EXERCISE INSTRUCTIONS:
The complete set of records should be given again verbatim.

RECORDS PROVIDED:

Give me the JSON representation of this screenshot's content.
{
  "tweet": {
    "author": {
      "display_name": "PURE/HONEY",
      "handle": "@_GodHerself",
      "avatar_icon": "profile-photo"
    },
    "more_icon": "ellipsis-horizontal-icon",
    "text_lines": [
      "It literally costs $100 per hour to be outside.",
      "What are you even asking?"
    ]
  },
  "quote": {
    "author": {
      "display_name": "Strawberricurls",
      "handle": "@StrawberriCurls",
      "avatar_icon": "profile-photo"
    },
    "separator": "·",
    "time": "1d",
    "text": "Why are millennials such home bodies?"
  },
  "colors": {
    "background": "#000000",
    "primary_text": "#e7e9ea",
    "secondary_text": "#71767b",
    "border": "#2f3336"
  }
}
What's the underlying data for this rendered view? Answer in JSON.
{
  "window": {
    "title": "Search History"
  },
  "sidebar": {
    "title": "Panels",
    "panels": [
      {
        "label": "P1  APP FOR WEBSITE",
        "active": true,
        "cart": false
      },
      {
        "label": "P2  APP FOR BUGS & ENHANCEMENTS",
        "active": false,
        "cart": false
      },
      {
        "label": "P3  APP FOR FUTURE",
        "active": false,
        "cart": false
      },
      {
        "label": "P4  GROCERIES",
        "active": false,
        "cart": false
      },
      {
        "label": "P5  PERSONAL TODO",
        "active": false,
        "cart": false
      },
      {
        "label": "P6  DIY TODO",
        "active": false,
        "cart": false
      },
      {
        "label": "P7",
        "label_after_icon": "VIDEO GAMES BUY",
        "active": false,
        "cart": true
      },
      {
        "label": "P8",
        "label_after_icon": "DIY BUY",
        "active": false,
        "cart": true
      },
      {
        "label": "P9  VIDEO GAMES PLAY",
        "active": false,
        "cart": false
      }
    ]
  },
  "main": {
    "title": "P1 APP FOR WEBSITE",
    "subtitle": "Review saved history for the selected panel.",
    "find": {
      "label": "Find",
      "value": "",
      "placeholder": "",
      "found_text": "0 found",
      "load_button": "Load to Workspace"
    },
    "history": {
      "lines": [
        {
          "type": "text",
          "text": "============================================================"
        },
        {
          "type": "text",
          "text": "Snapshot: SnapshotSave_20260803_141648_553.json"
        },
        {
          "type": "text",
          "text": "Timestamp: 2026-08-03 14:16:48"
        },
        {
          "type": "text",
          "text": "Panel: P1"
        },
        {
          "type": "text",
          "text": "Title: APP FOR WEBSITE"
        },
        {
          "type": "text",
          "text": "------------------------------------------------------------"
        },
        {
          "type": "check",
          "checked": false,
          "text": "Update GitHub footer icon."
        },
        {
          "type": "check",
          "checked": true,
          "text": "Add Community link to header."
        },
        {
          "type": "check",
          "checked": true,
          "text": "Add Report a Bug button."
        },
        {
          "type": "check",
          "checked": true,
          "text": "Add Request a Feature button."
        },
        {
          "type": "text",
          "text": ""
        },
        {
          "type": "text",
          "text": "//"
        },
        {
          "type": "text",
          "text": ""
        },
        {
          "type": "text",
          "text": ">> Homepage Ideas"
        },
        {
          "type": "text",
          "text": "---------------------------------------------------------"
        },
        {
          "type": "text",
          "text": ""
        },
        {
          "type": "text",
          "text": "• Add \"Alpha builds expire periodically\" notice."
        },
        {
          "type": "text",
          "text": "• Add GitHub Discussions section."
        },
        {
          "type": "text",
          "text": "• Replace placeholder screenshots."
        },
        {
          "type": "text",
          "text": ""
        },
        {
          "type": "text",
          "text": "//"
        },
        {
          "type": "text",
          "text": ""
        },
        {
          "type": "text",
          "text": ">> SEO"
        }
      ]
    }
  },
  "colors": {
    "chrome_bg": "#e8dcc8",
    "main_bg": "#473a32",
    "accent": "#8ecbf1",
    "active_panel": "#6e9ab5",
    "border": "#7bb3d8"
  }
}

SOLUTION FOR THIS EXERCISE:
Give me the JSON representation of this screenshot's content.
{
  "tweet": {
    "author": {
      "display_name": "PURE/HONEY",
      "handle": "@_GodHerself",
      "avatar_icon": "profile-photo"
    },
    "more_icon": "ellipsis-horizontal-icon",
    "text_lines": [
      "It literally costs $100 per hour to be outside.",
      "What are you even asking?"
    ]
  },
  "quote": {
    "author": {
      "display_name": "Strawberricurls",
      "handle": "@StrawberriCurls",
      "avatar_icon": "profile-photo"
    },
    "separator": "·",
    "time": "1d",
    "text": "Why are millennials such home bodies?"
  },
  "colors": {
    "background": "#000000",
    "primary_text": "#e7e9ea",
    "secondary_text": "#71767b",
    "border": "#2f3336"
  }
}
What's the underlying data for this rendered view? Answer in JSON.
{
  "window": {
    "title": "Search History"
  },
  "sidebar": {
    "title": "Panels",
    "panels": [
      {
        "label": "P1  APP FOR WEBSITE",
        "active": true,
        "cart": false
      },
      {
        "label": "P2  APP FOR BUGS & ENHANCEMENTS",
        "active": false,
        "cart": false
      },
      {
        "label": "P3  APP FOR FUTURE",
        "active": false,
        "cart": false
      },
      {
        "label": "P4  GROCERIES",
        "active": false,
        "cart": false
      },
      {
        "label": "P5  PERSONAL TODO",
        "active": false,
        "cart": false
      },
      {
        "label": "P6  DIY TODO",
        "active": false,
        "cart": false
      },
      {
        "label": "P7",
        "label_after_icon": "VIDEO GAMES BUY",
        "active": false,
        "cart": true
      },
      {
        "label": "P8",
        "label_after_icon": "DIY BUY",
        "active": false,
        "cart": true
      },
      {
        "label": "P9  VIDEO GAMES PLAY",
        "active": false,
        "cart": false
      }
    ]
  },
  "main": {
    "title": "P1 APP FOR WEBSITE",
    "subtitle": "Review saved history for the selected panel.",
    "find": {
      "label": "Find",
      "value": "",
      "placeholder": "",
      "found_text": "0 found",
      "load_button": "Load to Workspace"
    },
    "history": {
      "lines": [
        {
          "type": "text",
          "text": "============================================================"
        },
        {
          "type": "text",
          "text": "Snapshot: SnapshotSave_20260803_141648_553.json"
        },
        {
          "type": "text",
          "text": "Timestamp: 2026-08-03 14:16:48"
        },
        {
          "type": "text",
          "text": "Panel: P1"
        },
        {
          "type": "text",
          "text": "Title: APP FOR WEBSITE"
        },
        {
          "type": "text",
          "text": "------------------------------------------------------------"
        },
        {
          "type": "check",
          "checked": false,
          "text": "Update GitHub footer icon."
        },
        {
          "type": "check",
          "checked": true,
          "text": "Add Community link to header."
        },
        {
          "type": "check",
          "checked": true,
          "text": "Add Report a Bug button."
        },
        {
          "type": "check",
          "checked": true,
          "text": "Add Request a Feature button."
        },
        {
          "type": "text",
          "text": ""
        },
        {
          "type": "text",
          "text": "//"
        },
        {
          "type": "text",
          "text": ""
        },
        {
          "type": "text",
          "text": ">> Homepage Ideas"
        },
        {
          "type": "text",
          "text": "---------------------------------------------------------"
        },
        {
          "type": "text",
          "text": ""
        },
        {
          "type": "text",
          "text": "• Add \"Alpha builds expire periodically\" notice."
        },
        {
          "type": "text",
          "text": "• Add GitHub Discussions section."
        },
        {
          "type": "text",
          "text": "• Replace placeholder screenshots."
        },
        {
          "type": "text",
          "text": ""
        },
        {
          "type": "text",
          "text": "//"
        },
        {
          "type": "text",
          "text": ""
        },
        {
          "type": "text",
          "text": ">> SEO"
        }
      ]
    }
  },
  "colors": {
    "chrome_bg": "#e8dcc8",
    "main_bg": "#473a32",
    "accent": "#8ecbf1",
    "active_panel": "#6e9ab5",
    "border": "#7bb3d8"
  }
}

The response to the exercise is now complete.